* [PROVIDED MATERIAL]:

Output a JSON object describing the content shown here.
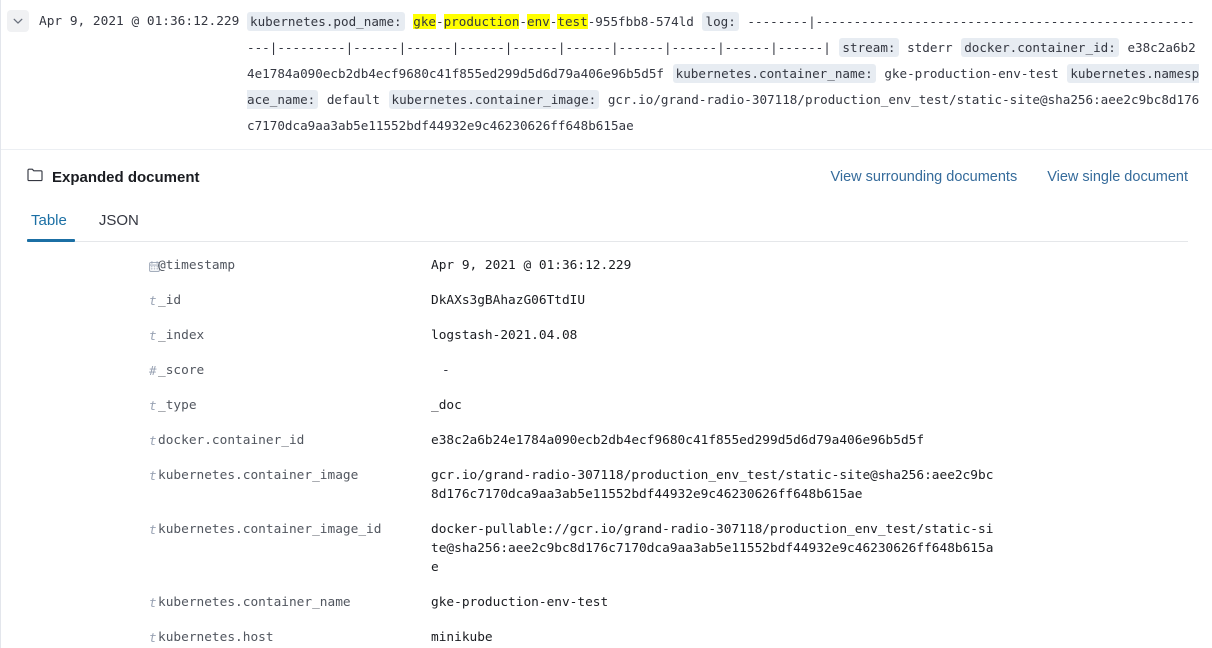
{
  "doc_row": {
    "expand_icon": "chevron-down-icon",
    "timestamp": "Apr 9, 2021 @ 01:36:12.229",
    "summary_fields": [
      {
        "key": "kubernetes.pod_name:",
        "value": "gke-production-env-test-955fbb8-574ld",
        "highlight_tokens": [
          "gke",
          "production",
          "env",
          "test"
        ]
      },
      {
        "key": "log:",
        "value": "--------|-----------------------------------------------------|---------|------|------|------|------|------|------|------|------|------|"
      },
      {
        "key": "stream:",
        "value": "stderr"
      },
      {
        "key": "docker.container_id:",
        "value": "e38c2a6b24e1784a090ecb2db4ecf9680c41f855ed299d5d6d79a406e96b5d5f"
      },
      {
        "key": "kubernetes.container_name:",
        "value": "gke-production-env-test"
      },
      {
        "key": "kubernetes.namespace_name:",
        "value": "default"
      },
      {
        "key": "kubernetes.container_image:",
        "value": "gcr.io/grand-radio-307118/production_env_test/static-site@sha256:aee2c9bc8d176c7170dca9aa3ab5e11552bdf44932e9c46230626ff648b615ae"
      }
    ]
  },
  "expanded": {
    "folder_icon": "folder-icon",
    "title": "Expanded document",
    "links": [
      {
        "label": "View surrounding documents",
        "name": "view-surrounding-documents-link"
      },
      {
        "label": "View single document",
        "name": "view-single-document-link"
      }
    ]
  },
  "tabs": [
    {
      "label": "Table",
      "active": true,
      "name": "tab-table"
    },
    {
      "label": "JSON",
      "active": false,
      "name": "tab-json"
    }
  ],
  "fields": [
    {
      "icon": "calendar-icon",
      "type": "date",
      "name": "@timestamp",
      "value": "Apr 9, 2021 @ 01:36:12.229"
    },
    {
      "icon": "string-type-icon",
      "type": "string",
      "name": "_id",
      "value": "DkAXs3gBAhazG06TtdIU"
    },
    {
      "icon": "string-type-icon",
      "type": "string",
      "name": "_index",
      "value": "logstash-2021.04.08"
    },
    {
      "icon": "number-type-icon",
      "type": "number",
      "name": "_score",
      "value": "-"
    },
    {
      "icon": "string-type-icon",
      "type": "string",
      "name": "_type",
      "value": "_doc"
    },
    {
      "icon": "string-type-icon",
      "type": "string",
      "name": "docker.container_id",
      "value": "e38c2a6b24e1784a090ecb2db4ecf9680c41f855ed299d5d6d79a406e96b5d5f"
    },
    {
      "icon": "string-type-icon",
      "type": "string",
      "name": "kubernetes.container_image",
      "value": "gcr.io/grand-radio-307118/production_env_test/static-site@sha256:aee2c9bc8d176c7170dca9aa3ab5e11552bdf44932e9c46230626ff648b615ae"
    },
    {
      "icon": "string-type-icon",
      "type": "string",
      "name": "kubernetes.container_image_id",
      "value": "docker-pullable://gcr.io/grand-radio-307118/production_env_test/static-site@sha256:aee2c9bc8d176c7170dca9aa3ab5e11552bdf44932e9c46230626ff648b615ae"
    },
    {
      "icon": "string-type-icon",
      "type": "string",
      "name": "kubernetes.container_name",
      "value": "gke-production-env-test"
    },
    {
      "icon": "string-type-icon",
      "type": "string",
      "name": "kubernetes.host",
      "value": "minikube"
    }
  ],
  "colors": {
    "link": "#356b9b",
    "tab_active": "#1b6fa4",
    "highlight": "#ffff00",
    "field_key_badge": "#e7ecf2"
  }
}
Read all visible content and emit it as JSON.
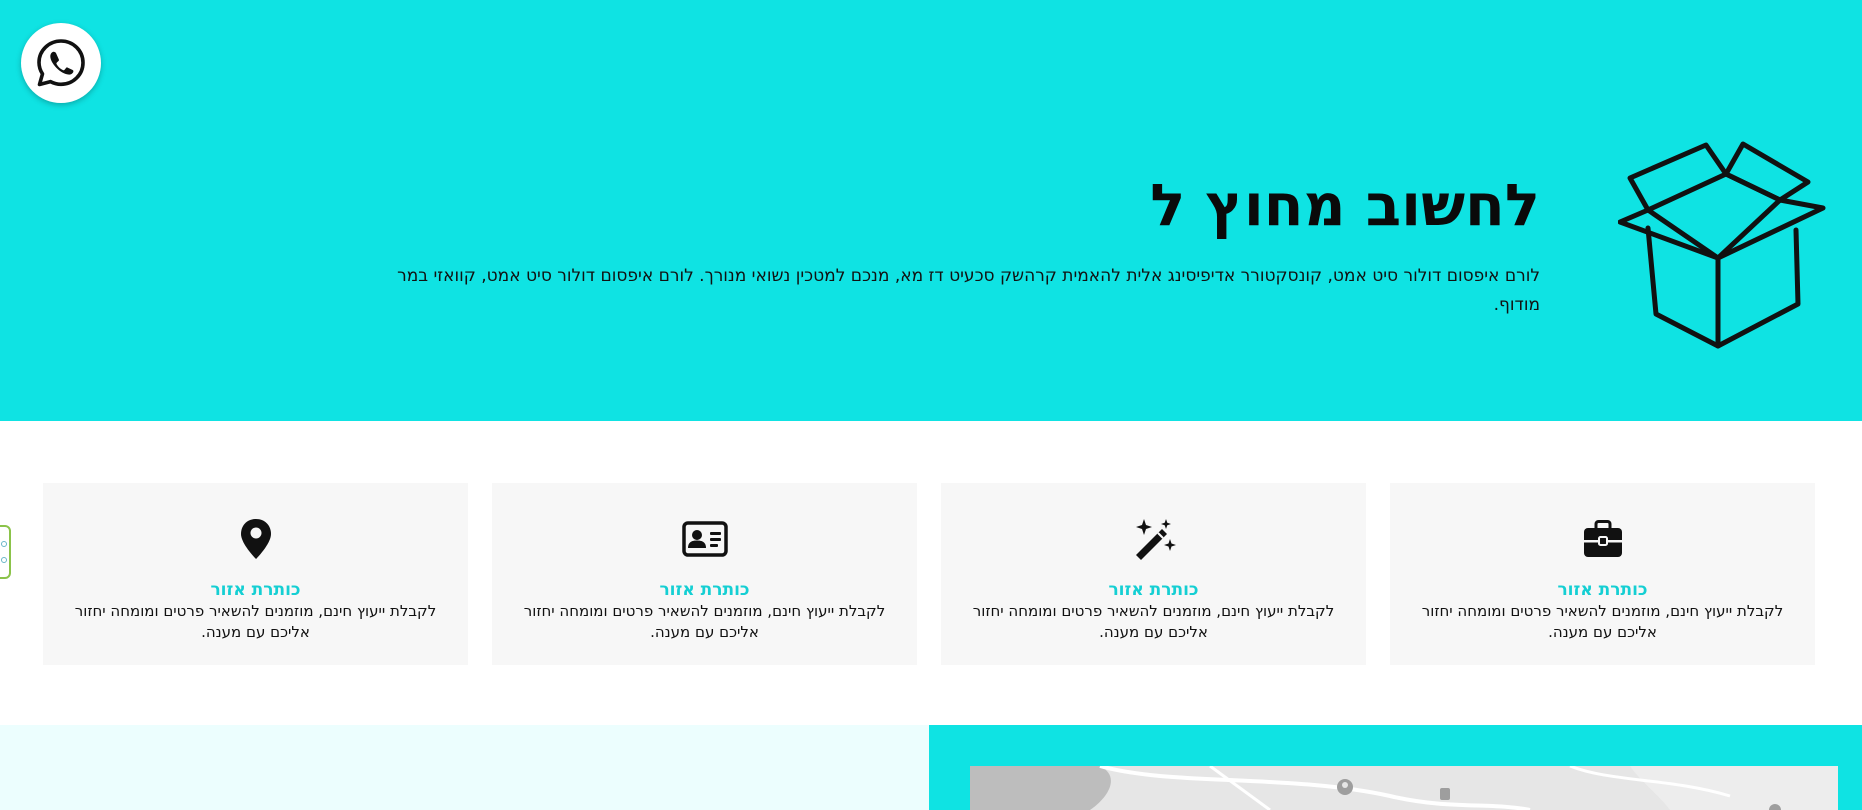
{
  "hero": {
    "title": "לחשוב מחוץ ל",
    "text": "לורם איפסום דולור סיט אמט, קונסקטורר אדיפיסינג אלית להאמית קרהשק סכעיט דז מא, מנכם למטכין נשואי מנורך. לורם איפסום דולור סיט אמט, קוואזי במר מודוף."
  },
  "features": [
    {
      "icon": "briefcase-icon",
      "title": "כותרת אזור",
      "text": "לקבלת ייעוץ חינם, מוזמנים להשאיר פרטים ומומחה יחזור אליכם עם מענה."
    },
    {
      "icon": "magic-wand-icon",
      "title": "כותרת אזור",
      "text": "לקבלת ייעוץ חינם, מוזמנים להשאיר פרטים ומומחה יחזור אליכם עם מענה."
    },
    {
      "icon": "id-card-icon",
      "title": "כותרת אזור",
      "text": "לקבלת ייעוץ חינם, מוזמנים להשאיר פרטים ומומחה יחזור אליכם עם מענה."
    },
    {
      "icon": "location-pin-icon",
      "title": "כותרת אזור",
      "text": "לקבלת ייעוץ חינם, מוזמנים להשאיר פרטים ומומחה יחזור אליכם עם מענה."
    }
  ],
  "colors": {
    "accent": "#0fe3e3",
    "card_title": "#15cfd3",
    "card_bg": "#f7f7f7",
    "light_section": "#ecfefe"
  }
}
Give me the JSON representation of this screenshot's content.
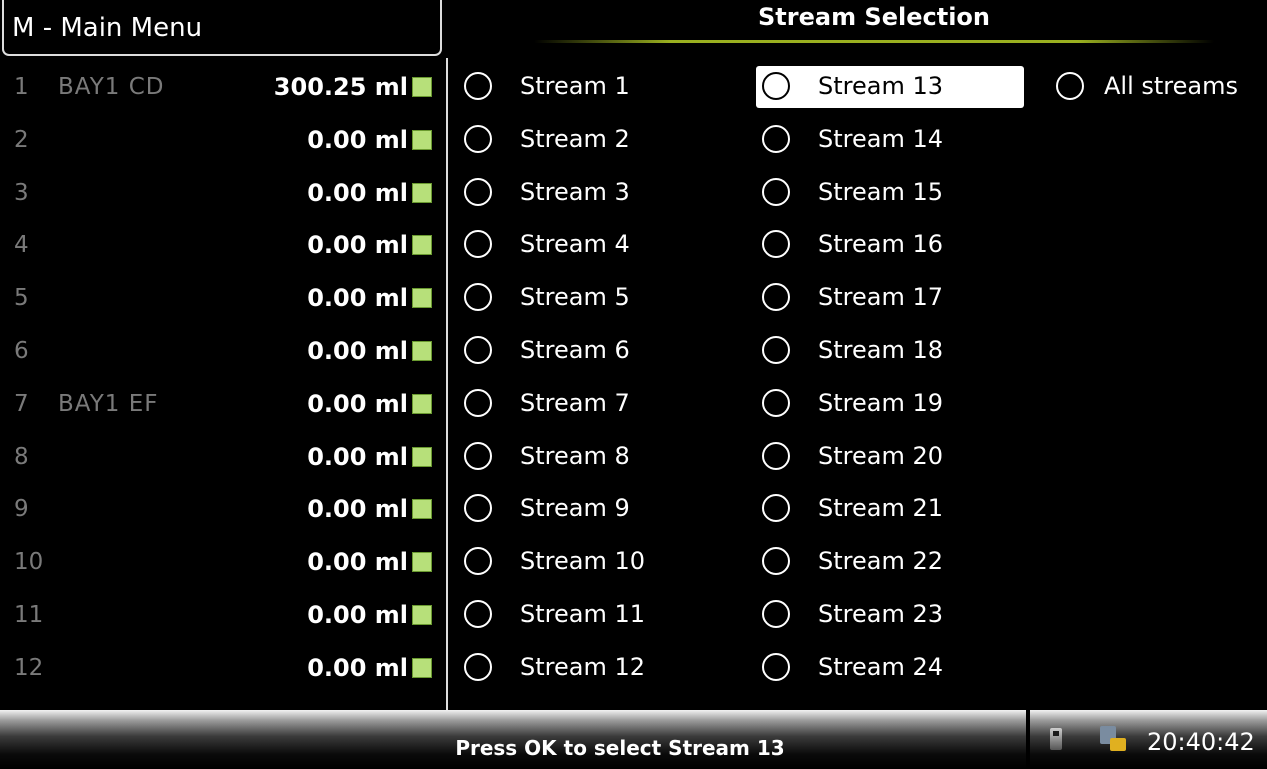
{
  "menu_title": "M - Main Menu",
  "stream_title": "Stream Selection",
  "bays": [
    {
      "num": "1",
      "name": "BAY1 CD",
      "value": "300.25 ml"
    },
    {
      "num": "2",
      "name": "",
      "value": "0.00 ml"
    },
    {
      "num": "3",
      "name": "",
      "value": "0.00 ml"
    },
    {
      "num": "4",
      "name": "",
      "value": "0.00 ml"
    },
    {
      "num": "5",
      "name": "",
      "value": "0.00 ml"
    },
    {
      "num": "6",
      "name": "",
      "value": "0.00 ml"
    },
    {
      "num": "7",
      "name": "BAY1 EF",
      "value": "0.00 ml"
    },
    {
      "num": "8",
      "name": "",
      "value": "0.00 ml"
    },
    {
      "num": "9",
      "name": "",
      "value": "0.00 ml"
    },
    {
      "num": "10",
      "name": "",
      "value": "0.00 ml"
    },
    {
      "num": "11",
      "name": "",
      "value": "0.00 ml"
    },
    {
      "num": "12",
      "name": "",
      "value": "0.00 ml"
    }
  ],
  "streams_col1": [
    "Stream 1",
    "Stream 2",
    "Stream 3",
    "Stream 4",
    "Stream 5",
    "Stream 6",
    "Stream 7",
    "Stream 8",
    "Stream 9",
    "Stream 10",
    "Stream 11",
    "Stream 12"
  ],
  "streams_col2": [
    "Stream 13",
    "Stream 14",
    "Stream 15",
    "Stream 16",
    "Stream 17",
    "Stream 18",
    "Stream 19",
    "Stream 20",
    "Stream 21",
    "Stream 22",
    "Stream 23",
    "Stream 24"
  ],
  "all_streams": "All streams",
  "selected_stream": "Stream 13",
  "status_text": "Press OK to select Stream 13",
  "clock": "20:40:42",
  "colors": {
    "indicator": "#b7e07a",
    "accent_line": "#9ab020",
    "dim_text": "#7a7a7a"
  }
}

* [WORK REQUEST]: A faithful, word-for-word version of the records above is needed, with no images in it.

* [ANSWER TO THIS EXERCISE]:
Output a JSON object describing the content shown here.
{
  "doc_row": {
    "expand_icon": "chevron-down-icon",
    "timestamp": "Apr 9, 2021 @ 01:36:12.229",
    "summary_fields": [
      {
        "key": "kubernetes.pod_name:",
        "value": "gke-production-env-test-955fbb8-574ld",
        "highlight_tokens": [
          "gke",
          "production",
          "env",
          "test"
        ]
      },
      {
        "key": "log:",
        "value": "--------|-----------------------------------------------------|---------|------|------|------|------|------|------|------|------|------|"
      },
      {
        "key": "stream:",
        "value": "stderr"
      },
      {
        "key": "docker.container_id:",
        "value": "e38c2a6b24e1784a090ecb2db4ecf9680c41f855ed299d5d6d79a406e96b5d5f"
      },
      {
        "key": "kubernetes.container_name:",
        "value": "gke-production-env-test"
      },
      {
        "key": "kubernetes.namespace_name:",
        "value": "default"
      },
      {
        "key": "kubernetes.container_image:",
        "value": "gcr.io/grand-radio-307118/production_env_test/static-site@sha256:aee2c9bc8d176c7170dca9aa3ab5e11552bdf44932e9c46230626ff648b615ae"
      }
    ]
  },
  "expanded": {
    "folder_icon": "folder-icon",
    "title": "Expanded document",
    "links": [
      {
        "label": "View surrounding documents",
        "name": "view-surrounding-documents-link"
      },
      {
        "label": "View single document",
        "name": "view-single-document-link"
      }
    ]
  },
  "tabs": [
    {
      "label": "Table",
      "active": true,
      "name": "tab-table"
    },
    {
      "label": "JSON",
      "active": false,
      "name": "tab-json"
    }
  ],
  "fields": [
    {
      "icon": "calendar-icon",
      "type": "date",
      "name": "@timestamp",
      "value": "Apr 9, 2021 @ 01:36:12.229"
    },
    {
      "icon": "string-type-icon",
      "type": "string",
      "name": "_id",
      "value": "DkAXs3gBAhazG06TtdIU"
    },
    {
      "icon": "string-type-icon",
      "type": "string",
      "name": "_index",
      "value": "logstash-2021.04.08"
    },
    {
      "icon": "number-type-icon",
      "type": "number",
      "name": "_score",
      "value": "-"
    },
    {
      "icon": "string-type-icon",
      "type": "string",
      "name": "_type",
      "value": "_doc"
    },
    {
      "icon": "string-type-icon",
      "type": "string",
      "name": "docker.container_id",
      "value": "e38c2a6b24e1784a090ecb2db4ecf9680c41f855ed299d5d6d79a406e96b5d5f"
    },
    {
      "icon": "string-type-icon",
      "type": "string",
      "name": "kubernetes.container_image",
      "value": "gcr.io/grand-radio-307118/production_env_test/static-site@sha256:aee2c9bc8d176c7170dca9aa3ab5e11552bdf44932e9c46230626ff648b615ae"
    },
    {
      "icon": "string-type-icon",
      "type": "string",
      "name": "kubernetes.container_image_id",
      "value": "docker-pullable://gcr.io/grand-radio-307118/production_env_test/static-site@sha256:aee2c9bc8d176c7170dca9aa3ab5e11552bdf44932e9c46230626ff648b615ae"
    },
    {
      "icon": "string-type-icon",
      "type": "string",
      "name": "kubernetes.container_name",
      "value": "gke-production-env-test"
    },
    {
      "icon": "string-type-icon",
      "type": "string",
      "name": "kubernetes.host",
      "value": "minikube"
    }
  ],
  "colors": {
    "link": "#356b9b",
    "tab_active": "#1b6fa4",
    "highlight": "#ffff00",
    "field_key_badge": "#e7ecf2"
  }
}
Read all visible content and emit it as JSON.
{
  "hero": {
    "title": "לחשוב מחוץ ל",
    "text": "לורם איפסום דולור סיט אמט, קונסקטורר אדיפיסינג אלית להאמית קרהשק סכעיט דז מא, מנכם למטכין נשואי מנורך. לורם איפסום דולור סיט אמט, קוואזי במר מודוף."
  },
  "features": [
    {
      "icon": "briefcase-icon",
      "title": "כותרת אזור",
      "text": "לקבלת ייעוץ חינם, מוזמנים להשאיר פרטים ומומחה יחזור אליכם עם מענה."
    },
    {
      "icon": "magic-wand-icon",
      "title": "כותרת אזור",
      "text": "לקבלת ייעוץ חינם, מוזמנים להשאיר פרטים ומומחה יחזור אליכם עם מענה."
    },
    {
      "icon": "id-card-icon",
      "title": "כותרת אזור",
      "text": "לקבלת ייעוץ חינם, מוזמנים להשאיר פרטים ומומחה יחזור אליכם עם מענה."
    },
    {
      "icon": "location-pin-icon",
      "title": "כותרת אזור",
      "text": "לקבלת ייעוץ חינם, מוזמנים להשאיר פרטים ומומחה יחזור אליכם עם מענה."
    }
  ],
  "colors": {
    "accent": "#0fe3e3",
    "card_title": "#15cfd3",
    "card_bg": "#f7f7f7",
    "light_section": "#ecfefe"
  }
}
Give me the JSON representation of this screenshot's content.
{
  "menu_title": "M - Main Menu",
  "stream_title": "Stream Selection",
  "bays": [
    {
      "num": "1",
      "name": "BAY1 CD",
      "value": "300.25 ml"
    },
    {
      "num": "2",
      "name": "",
      "value": "0.00 ml"
    },
    {
      "num": "3",
      "name": "",
      "value": "0.00 ml"
    },
    {
      "num": "4",
      "name": "",
      "value": "0.00 ml"
    },
    {
      "num": "5",
      "name": "",
      "value": "0.00 ml"
    },
    {
      "num": "6",
      "name": "",
      "value": "0.00 ml"
    },
    {
      "num": "7",
      "name": "BAY1 EF",
      "value": "0.00 ml"
    },
    {
      "num": "8",
      "name": "",
      "value": "0.00 ml"
    },
    {
      "num": "9",
      "name": "",
      "value": "0.00 ml"
    },
    {
      "num": "10",
      "name": "",
      "value": "0.00 ml"
    },
    {
      "num": "11",
      "name": "",
      "value": "0.00 ml"
    },
    {
      "num": "12",
      "name": "",
      "value": "0.00 ml"
    }
  ],
  "streams_col1": [
    "Stream 1",
    "Stream 2",
    "Stream 3",
    "Stream 4",
    "Stream 5",
    "Stream 6",
    "Stream 7",
    "Stream 8",
    "Stream 9",
    "Stream 10",
    "Stream 11",
    "Stream 12"
  ],
  "streams_col2": [
    "Stream 13",
    "Stream 14",
    "Stream 15",
    "Stream 16",
    "Stream 17",
    "Stream 18",
    "Stream 19",
    "Stream 20",
    "Stream 21",
    "Stream 22",
    "Stream 23",
    "Stream 24"
  ],
  "all_streams": "All streams",
  "selected_stream": "Stream 13",
  "status_text": "Press OK to select Stream 13",
  "clock": "20:40:42",
  "colors": {
    "indicator": "#b7e07a",
    "accent_line": "#9ab020",
    "dim_text": "#7a7a7a"
  }
}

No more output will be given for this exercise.